Then We Fly by Rebecca Salas: A Review

Synopsis of Then We Fly

The Sequel to First We Drown. We revisit Cora in this urban fantasy filled with mythical sea people and magical powers. From the back of the book: Cora has been living in her new world and learning to use the abilities she’s discovered over the past year, but her nightmares have been plaguing her with increasing frequency. And what is worse they may not be nightmares at all. While she wishes the dreams would just go away and is struggling to suppress that side of herself, she discovers that some secrets should not be left alone. Surrounded by mer, selkies, and sirens who all want her, either on their side or dead, she struggles to know who her real friends are. Prince Oran dotes on her and is never out of reach, but how much of that is just the spell he inadvertently put himself under? Fynn has admitted that he’s keeping secrets from her, dangerous ones. With old enemies and new ones conspiring to upend her entire world, she must learn how to use her abilities and new ones she never imagined possible to fight for the people she loves or risk losing everything.

Rating: 3/5

I struggled with how to rate this novel. While I liked the story and was drawn in by the magic of the world and the characters, I shook my head more than once– sometimes more than once per page-at the typos and mistakes in formatting. I settled on 3 stars, but could easily have gone to 2 and a half because of the disruption to my enjoyment of the imaginative creatures, interesting twists, and cool abilities possessed by the heroine, Cora, her friends and enemies, neither of which she lacked.

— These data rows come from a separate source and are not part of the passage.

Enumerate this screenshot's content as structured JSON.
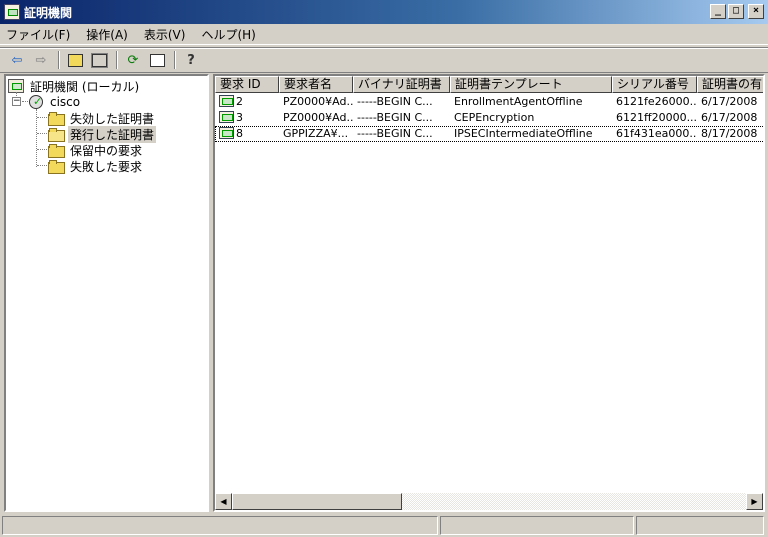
{
  "window": {
    "title": "証明機関"
  },
  "menu": [
    {
      "label": "ファイル(F)"
    },
    {
      "label": "操作(A)"
    },
    {
      "label": "表示(V)"
    },
    {
      "label": "ヘルプ(H)"
    }
  ],
  "toolbar": {
    "icons": [
      "back-arrow-icon",
      "forward-arrow-icon",
      "up-folder-icon",
      "show-hide-tree-icon",
      "refresh-icon",
      "export-list-icon",
      "help-icon"
    ]
  },
  "tree": {
    "root": "証明機関 (ローカル)",
    "server": "cisco",
    "folders": [
      {
        "label": "失効した証明書"
      },
      {
        "label": "発行した証明書"
      },
      {
        "label": "保留中の要求"
      },
      {
        "label": "失敗した要求"
      }
    ],
    "selected_index": 1
  },
  "list": {
    "columns": [
      "要求 ID",
      "要求者名",
      "バイナリ証明書",
      "証明書テンプレート",
      "シリアル番号",
      "証明書の有"
    ],
    "rows": [
      {
        "id": "2",
        "requester": "PZ0000¥Ad...",
        "binary": "-----BEGIN C...",
        "template": "EnrollmentAgentOffline",
        "serial": "6121fe26000...",
        "date": "6/17/2008"
      },
      {
        "id": "3",
        "requester": "PZ0000¥Ad...",
        "binary": "-----BEGIN C...",
        "template": "CEPEncryption",
        "serial": "6121ff20000...",
        "date": "6/17/2008"
      },
      {
        "id": "8",
        "requester": "GPPIZZA¥...",
        "binary": "-----BEGIN C...",
        "template": "IPSECIntermediateOffline",
        "serial": "61f431ea000...",
        "date": "8/17/2008"
      }
    ],
    "selected_row": 2
  },
  "statusbar": {
    "segments": [
      "",
      "",
      ""
    ]
  }
}
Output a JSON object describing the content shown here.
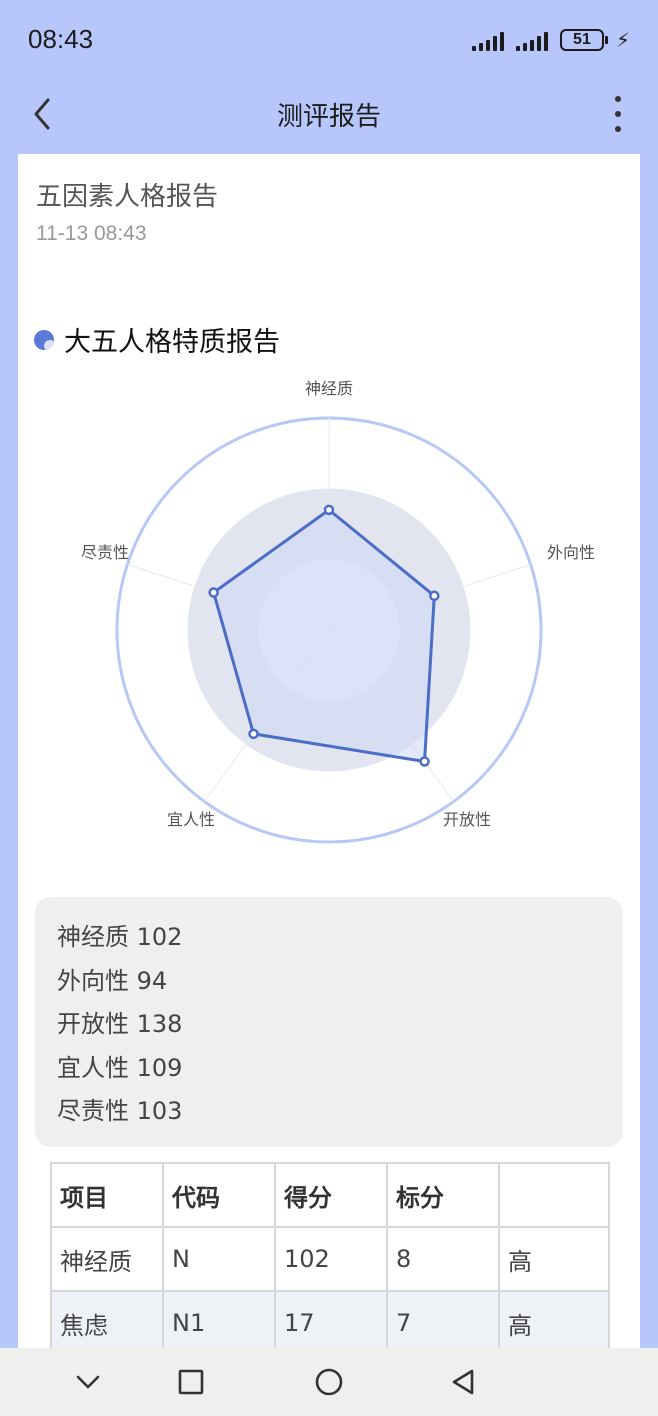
{
  "status_bar": {
    "time": "08:43",
    "battery": "51"
  },
  "app_bar": {
    "title": "测评报告"
  },
  "report": {
    "title": "五因素人格报告",
    "time": "11-13 08:43"
  },
  "section": {
    "title": "大五人格特质报告"
  },
  "chart_data": {
    "type": "radar",
    "indicators": [
      "神经质",
      "外向性",
      "开放性",
      "宜人性",
      "尽责性"
    ],
    "values": [
      102,
      94,
      138,
      109,
      103
    ],
    "colors": {
      "line": "#4a6dc8",
      "fill": "#cdd7f6",
      "outer_ring": "#b6c8f4"
    }
  },
  "scores": [
    "神经质 102",
    "外向性 94",
    "开放性 138",
    "宜人性 109",
    "尽责性 103"
  ],
  "table": {
    "headers": [
      "项目",
      "代码",
      "得分",
      "标分",
      ""
    ],
    "rows": [
      [
        "神经质",
        "N",
        "102",
        "8",
        "高"
      ],
      [
        "焦虑",
        "N1",
        "17",
        "7",
        "高"
      ]
    ]
  },
  "nav": {
    "icons": [
      "chevron-down-icon",
      "square-icon",
      "circle-icon",
      "triangle-back-icon"
    ]
  }
}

If you cannot overlook a manuscript with multiple proofing and formatting errors, do not attempt to read this.

However, if you can overlook them, an inviting story awaits. I did not read the first book in this series, but that didn’t affect my ability to join Cora and friends as they moved from one adventure to the next. I drooled over Fynn, alternatively laughed and cried over Oran’s infatuated antics, and held my breath as Blake was his greedy self.

The monsters were interesting, and I enjoyed visiting the underwater mer city with the purple-haired mergirl. Following Cora as she discovered new powers and found inventive ways out of dangerous situations was also fun.

The downside, besides the aforementioned issues include many really short scenes inside some extremely long chapters, lots of exposition to catch us up on what has been happening and backstory, especially at the beginning of chapters. Paragraphing issues in dialog are also a bit of a problem as are attribution of dialog. Sometimes it took a bit of investigating to discover who said what.


Despite all its problems, I did enjoy the story and can recommend it as a light read for mermaid, selkie, or siren fanatics who can skim over the mixed up bits and focus on the inventive world and a twisty plot.

If you’d like more book recommendations, sign up for my quarterly newsletter. Thanks for reading! Until next time, may many blessings and books come your way.

This book was originally reviewed on Reedsy Discovery. Check it out here.